The problem with declaring Swiatek a lock for the title is the depth of her opponent. One press conference from Gauff (last night’s was particularly impressive) makes it clear that she is going to continue to improve at tennis. Barbed questions came, clickbait suggestions flowed, and she navigated every single one of them like a pro. I can’t say enough about how absolutely refreshing it was to listen to her answer openly but with measured responses and self-awareness. A phenom with such maturity at a young age is a player that will make the necessary adjustments, so the question is whether she makes them here or in future events. We’ve all seen Gauff race to the finish line with unforced errors and impatience. It seems sometimes that her timing is off and that there is no plan B. It makes it daunting for opponents that this week she’s been almost error free. Trevisan looked a bit flat in her semifinal as far as serving and driving her forehand, but some of her prowess the previous round could have been a result of Fernandez’s foot issue slowing her down. Trevisan’s level didn’t seem to matter a great deal though, because Gauff was able to run down every ball and put it back in play. Her defending this week has been the type that will allow her to string together long stretches of solid play on tour, and I think this is one of the last periods where unforced errors are an issue for her.

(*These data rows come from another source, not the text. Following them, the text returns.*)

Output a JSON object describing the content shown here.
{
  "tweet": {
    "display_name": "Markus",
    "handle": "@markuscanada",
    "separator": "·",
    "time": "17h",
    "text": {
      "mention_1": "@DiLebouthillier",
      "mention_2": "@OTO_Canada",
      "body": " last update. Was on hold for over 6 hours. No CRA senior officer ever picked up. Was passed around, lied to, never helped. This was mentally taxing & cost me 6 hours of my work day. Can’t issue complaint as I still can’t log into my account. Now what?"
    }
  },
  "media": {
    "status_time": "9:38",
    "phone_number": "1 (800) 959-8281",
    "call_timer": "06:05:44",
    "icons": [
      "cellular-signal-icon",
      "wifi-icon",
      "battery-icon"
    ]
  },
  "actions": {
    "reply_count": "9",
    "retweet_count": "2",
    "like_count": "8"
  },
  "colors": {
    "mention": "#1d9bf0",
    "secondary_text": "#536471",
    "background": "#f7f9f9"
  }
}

Coco is hitting her backhand to great effect, and her proactive footwork on short balls is keeping her opponents guessing as she’s mixing in dropshots and power and height equally. I’ll point to Djokovic as another player who thrives by not hitting the open shot, but a good shot. It may seem a bit too patient to work extra shots or avoid hitting directly to the open court, but as an opponent it freezes your own positioning when you can’t just transition to the shot you’ve left open. It’s weird to have overlooked Gauff’s star power for so long, but the tennis tour is so full of talented kids who are just emotionally kids. The fame, the money, and the lifestyle just lend themselves to letdowns, and Gauff’s trajectory has been steadily up but her reliability hasn’t been there. As a betting analyst, her stock hasn’t been high. As a fan of tennis though, I really couldn’t be happier to consider her as a future grandslam champion.

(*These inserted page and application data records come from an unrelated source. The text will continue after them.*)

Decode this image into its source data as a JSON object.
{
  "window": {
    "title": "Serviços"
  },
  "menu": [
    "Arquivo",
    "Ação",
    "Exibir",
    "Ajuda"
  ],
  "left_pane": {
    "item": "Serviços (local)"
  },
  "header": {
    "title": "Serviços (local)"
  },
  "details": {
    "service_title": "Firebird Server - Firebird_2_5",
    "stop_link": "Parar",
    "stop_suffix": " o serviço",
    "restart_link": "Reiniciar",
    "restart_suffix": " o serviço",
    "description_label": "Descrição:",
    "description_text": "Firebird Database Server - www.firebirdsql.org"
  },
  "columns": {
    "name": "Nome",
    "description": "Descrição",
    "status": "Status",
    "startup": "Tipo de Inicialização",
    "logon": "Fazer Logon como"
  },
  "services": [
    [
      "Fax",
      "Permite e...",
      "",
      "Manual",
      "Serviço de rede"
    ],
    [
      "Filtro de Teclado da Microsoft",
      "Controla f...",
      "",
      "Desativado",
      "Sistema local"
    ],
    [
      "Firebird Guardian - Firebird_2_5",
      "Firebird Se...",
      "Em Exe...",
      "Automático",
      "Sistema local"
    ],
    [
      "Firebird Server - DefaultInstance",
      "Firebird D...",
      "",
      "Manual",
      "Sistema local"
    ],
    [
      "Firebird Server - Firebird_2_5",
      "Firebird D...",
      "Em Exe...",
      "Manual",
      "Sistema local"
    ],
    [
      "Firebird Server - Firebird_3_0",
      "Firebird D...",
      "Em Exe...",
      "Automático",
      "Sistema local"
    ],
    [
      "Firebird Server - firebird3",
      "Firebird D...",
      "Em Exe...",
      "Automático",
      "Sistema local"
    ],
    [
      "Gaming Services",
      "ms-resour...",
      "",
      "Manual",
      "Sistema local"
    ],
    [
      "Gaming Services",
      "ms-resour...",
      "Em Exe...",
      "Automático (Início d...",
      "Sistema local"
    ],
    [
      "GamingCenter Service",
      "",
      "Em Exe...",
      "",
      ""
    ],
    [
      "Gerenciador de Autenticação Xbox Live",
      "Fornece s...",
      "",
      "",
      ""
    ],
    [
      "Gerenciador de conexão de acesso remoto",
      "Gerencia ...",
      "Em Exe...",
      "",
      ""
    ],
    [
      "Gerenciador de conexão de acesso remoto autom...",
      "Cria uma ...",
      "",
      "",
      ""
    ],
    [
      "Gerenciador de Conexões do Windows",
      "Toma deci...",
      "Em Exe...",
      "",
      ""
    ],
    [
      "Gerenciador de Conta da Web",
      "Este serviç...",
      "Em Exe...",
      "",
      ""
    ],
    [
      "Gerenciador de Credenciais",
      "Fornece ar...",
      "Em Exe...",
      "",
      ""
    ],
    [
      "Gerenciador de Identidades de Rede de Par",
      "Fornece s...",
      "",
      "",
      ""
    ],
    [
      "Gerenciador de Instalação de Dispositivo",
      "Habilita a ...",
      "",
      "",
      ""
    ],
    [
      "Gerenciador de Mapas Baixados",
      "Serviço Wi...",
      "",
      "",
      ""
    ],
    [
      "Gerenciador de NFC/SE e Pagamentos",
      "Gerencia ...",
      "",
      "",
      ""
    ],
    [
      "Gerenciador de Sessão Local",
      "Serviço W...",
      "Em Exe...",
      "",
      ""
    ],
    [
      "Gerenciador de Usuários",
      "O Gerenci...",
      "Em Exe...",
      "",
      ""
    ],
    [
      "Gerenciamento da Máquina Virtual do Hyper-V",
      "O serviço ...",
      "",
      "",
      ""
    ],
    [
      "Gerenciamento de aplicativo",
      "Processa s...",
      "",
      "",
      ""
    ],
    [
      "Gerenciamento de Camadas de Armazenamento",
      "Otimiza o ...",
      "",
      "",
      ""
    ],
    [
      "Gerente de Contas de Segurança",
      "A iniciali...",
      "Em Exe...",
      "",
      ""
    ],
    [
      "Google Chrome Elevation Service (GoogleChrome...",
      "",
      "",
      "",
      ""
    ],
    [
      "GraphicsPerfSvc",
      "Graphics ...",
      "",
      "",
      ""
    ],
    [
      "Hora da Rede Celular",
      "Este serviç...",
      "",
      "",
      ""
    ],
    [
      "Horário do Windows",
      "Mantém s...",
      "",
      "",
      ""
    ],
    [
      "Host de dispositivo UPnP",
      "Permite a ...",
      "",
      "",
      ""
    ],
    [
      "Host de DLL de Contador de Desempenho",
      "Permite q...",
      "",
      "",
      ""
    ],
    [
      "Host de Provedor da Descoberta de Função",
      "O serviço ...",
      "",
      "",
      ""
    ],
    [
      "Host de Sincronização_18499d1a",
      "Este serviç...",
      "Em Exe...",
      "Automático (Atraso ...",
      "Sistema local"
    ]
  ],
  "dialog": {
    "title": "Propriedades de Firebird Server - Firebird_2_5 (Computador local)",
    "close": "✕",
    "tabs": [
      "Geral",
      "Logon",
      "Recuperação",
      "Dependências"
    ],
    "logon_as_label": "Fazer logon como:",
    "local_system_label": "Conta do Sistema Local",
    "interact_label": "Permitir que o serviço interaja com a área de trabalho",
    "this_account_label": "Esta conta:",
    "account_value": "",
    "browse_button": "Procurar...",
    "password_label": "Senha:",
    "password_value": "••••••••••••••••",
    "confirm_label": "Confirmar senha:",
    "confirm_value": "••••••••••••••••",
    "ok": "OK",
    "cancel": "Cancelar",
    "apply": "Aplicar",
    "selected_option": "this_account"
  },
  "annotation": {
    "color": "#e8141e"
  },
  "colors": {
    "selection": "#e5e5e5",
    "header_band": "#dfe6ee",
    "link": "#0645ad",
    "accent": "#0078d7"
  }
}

I don’t know if anyone can really crack Swiatek without bringing their peak level of tennis, and most players this week didn’t do that. The unsung heros put in the work, the hungry next generation fought through, and Swiatek is just a tier above them in terms of experience and peak level. Gauff is similarly fast around the court as Kasatkina, but hits a much heavier ball. She’ll make one extra get, and she’ll be able to pressure Swiatek when she has time. Her serve is certainly a good weapon, but the first serve percentage can suffer at times and Swiatek is up there with Collins as far as aggression on return. This has been a great run for Gauff and completely deserved, but I think her rise to the top is going to be a steady one rather than a sudden title win. Gauff’s level this week has been the best she’s displayed on tour, and she hasn’t dropped a set, but this would be an absolutely legendary win. For Gauff, these titles will come, but it’s going to take a level of offense that doesn’t seem to exist right now on tour to beat Iaa. Swiatek in 2.